On our way to buy our daughter a router for her dorm room, I felt a pain in my back. I rubbed it, but unlike a muscle ache, this one was……not cooperating. Within 5 minutes I had to pull over and have my wife drive. My caring wife asked if we should go to the ER. She reminded me that anywhere else, I would have to get a prescription for pain meds. I, in all my wisdom asked that she take me to the urgent care. Why? In my mind there were two factors.
- ER trips are long and for really serious issues like I cut off my uvula in a freak chopstick incident or I was impaled by a chopstick after it nearly took out my uvula. That sort of thing.
- I was in urgent pain, but it didn’t feel emergent, so urgent care seemed like a good idea.
We headed to Urgent care.
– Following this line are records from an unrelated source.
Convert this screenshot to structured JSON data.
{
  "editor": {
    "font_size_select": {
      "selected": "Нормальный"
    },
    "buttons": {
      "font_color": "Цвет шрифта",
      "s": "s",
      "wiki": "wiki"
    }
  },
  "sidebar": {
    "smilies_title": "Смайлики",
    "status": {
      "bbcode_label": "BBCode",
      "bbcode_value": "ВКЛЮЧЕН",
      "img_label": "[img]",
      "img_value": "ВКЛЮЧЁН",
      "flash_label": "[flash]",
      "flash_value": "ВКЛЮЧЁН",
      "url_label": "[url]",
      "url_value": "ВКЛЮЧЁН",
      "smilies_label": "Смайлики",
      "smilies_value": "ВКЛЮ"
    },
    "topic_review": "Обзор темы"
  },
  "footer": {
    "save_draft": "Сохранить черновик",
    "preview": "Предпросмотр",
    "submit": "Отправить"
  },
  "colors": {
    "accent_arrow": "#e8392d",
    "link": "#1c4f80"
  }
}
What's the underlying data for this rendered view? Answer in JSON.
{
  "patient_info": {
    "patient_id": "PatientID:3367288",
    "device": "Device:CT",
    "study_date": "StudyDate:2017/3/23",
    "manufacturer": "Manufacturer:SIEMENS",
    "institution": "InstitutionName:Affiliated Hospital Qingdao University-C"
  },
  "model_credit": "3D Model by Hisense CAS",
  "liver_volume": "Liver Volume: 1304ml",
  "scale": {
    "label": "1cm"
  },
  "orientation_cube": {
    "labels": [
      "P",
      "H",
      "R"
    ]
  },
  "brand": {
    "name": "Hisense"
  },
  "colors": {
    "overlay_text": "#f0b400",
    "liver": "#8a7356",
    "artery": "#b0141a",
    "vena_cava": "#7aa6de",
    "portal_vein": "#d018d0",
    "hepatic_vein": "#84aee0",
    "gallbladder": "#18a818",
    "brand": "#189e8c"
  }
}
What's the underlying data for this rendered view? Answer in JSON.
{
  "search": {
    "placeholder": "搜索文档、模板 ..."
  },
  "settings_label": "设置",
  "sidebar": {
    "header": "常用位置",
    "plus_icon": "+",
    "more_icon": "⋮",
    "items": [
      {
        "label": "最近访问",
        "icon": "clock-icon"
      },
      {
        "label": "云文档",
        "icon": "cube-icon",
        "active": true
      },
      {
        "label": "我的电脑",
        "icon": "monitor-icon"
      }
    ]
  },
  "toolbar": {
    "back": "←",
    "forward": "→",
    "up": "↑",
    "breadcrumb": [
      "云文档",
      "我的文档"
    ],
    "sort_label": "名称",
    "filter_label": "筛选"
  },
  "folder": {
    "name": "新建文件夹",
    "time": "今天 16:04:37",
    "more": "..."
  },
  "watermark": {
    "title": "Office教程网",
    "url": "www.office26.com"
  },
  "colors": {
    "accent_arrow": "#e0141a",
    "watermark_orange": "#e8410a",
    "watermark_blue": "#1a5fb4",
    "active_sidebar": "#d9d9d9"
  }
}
As we drove, I began curling up in the back seat wishing every street in Bismarck were much smoother. We pull up and get out of the truck only to see that the Urgent Care clinic was closed. This was the point that “urgent” became “emergent”. The pain had increased and had no signs of relief. Off to the ER we went.
Let’s talk about the pain scale they use in the medical profession. 1 through 10 is the scale where 1 is no pain and 10 is all the pain. Not being one to “toot” my own horn, I long ago decided that my pain chart would reserve 8,9, and 10 for:
8: I think I might be dying
9: Yep, I’m sure. I am dying. This amount of pain can only result in death.
10: WHY IN ALL **** AM I NOT DEAD YET?
Now what I encountered is that the awesome nurses in the ER are all jaded to patients all claiming that their pain, like Spinal Tap the Band, goes to 11. When I told them it was “8”, the response was almost, “oh, that’s it” until by beautiful wife explained my reserved pain threshold numbers and that “8” was pretty bad.
I remember hearing the discussion between my wife and the nurse and having the thought that all this debate is taking time that could be used in getting me something to deal with this pain.
What felt like an hour passed, and the ER nurse tells me I’m getting Dilaudid. Now I must explain that I have a tendency to pass out when I get blood drawn for tests. Getting an IV was something I had never experienced until now. The pain was so intense, I did not care where they even put the IV. Anyway, the nurse gave me the Dilaudid and within 60 seconds or so, all my kidney stone pain was gone. Also, the bruising on my side from where I pressed to try to manually move the kidney stone was also gone. I was cured! Thank you nurse for healing me. Glad that is over, let’s go home.
Nope. That shot was good for about 2 hours. I got to sleep in that 2 hours, which was great because I had not slept since this ordeal began. I slept like it was the first day of vacation. The lights were on, people were all around me and I had a needle in my arm, but the sweet sweet nectar of Dilaudid made it all better. It was all better until the ER Doctor came in and said I was going to have surgery the next day to remove the kidney stone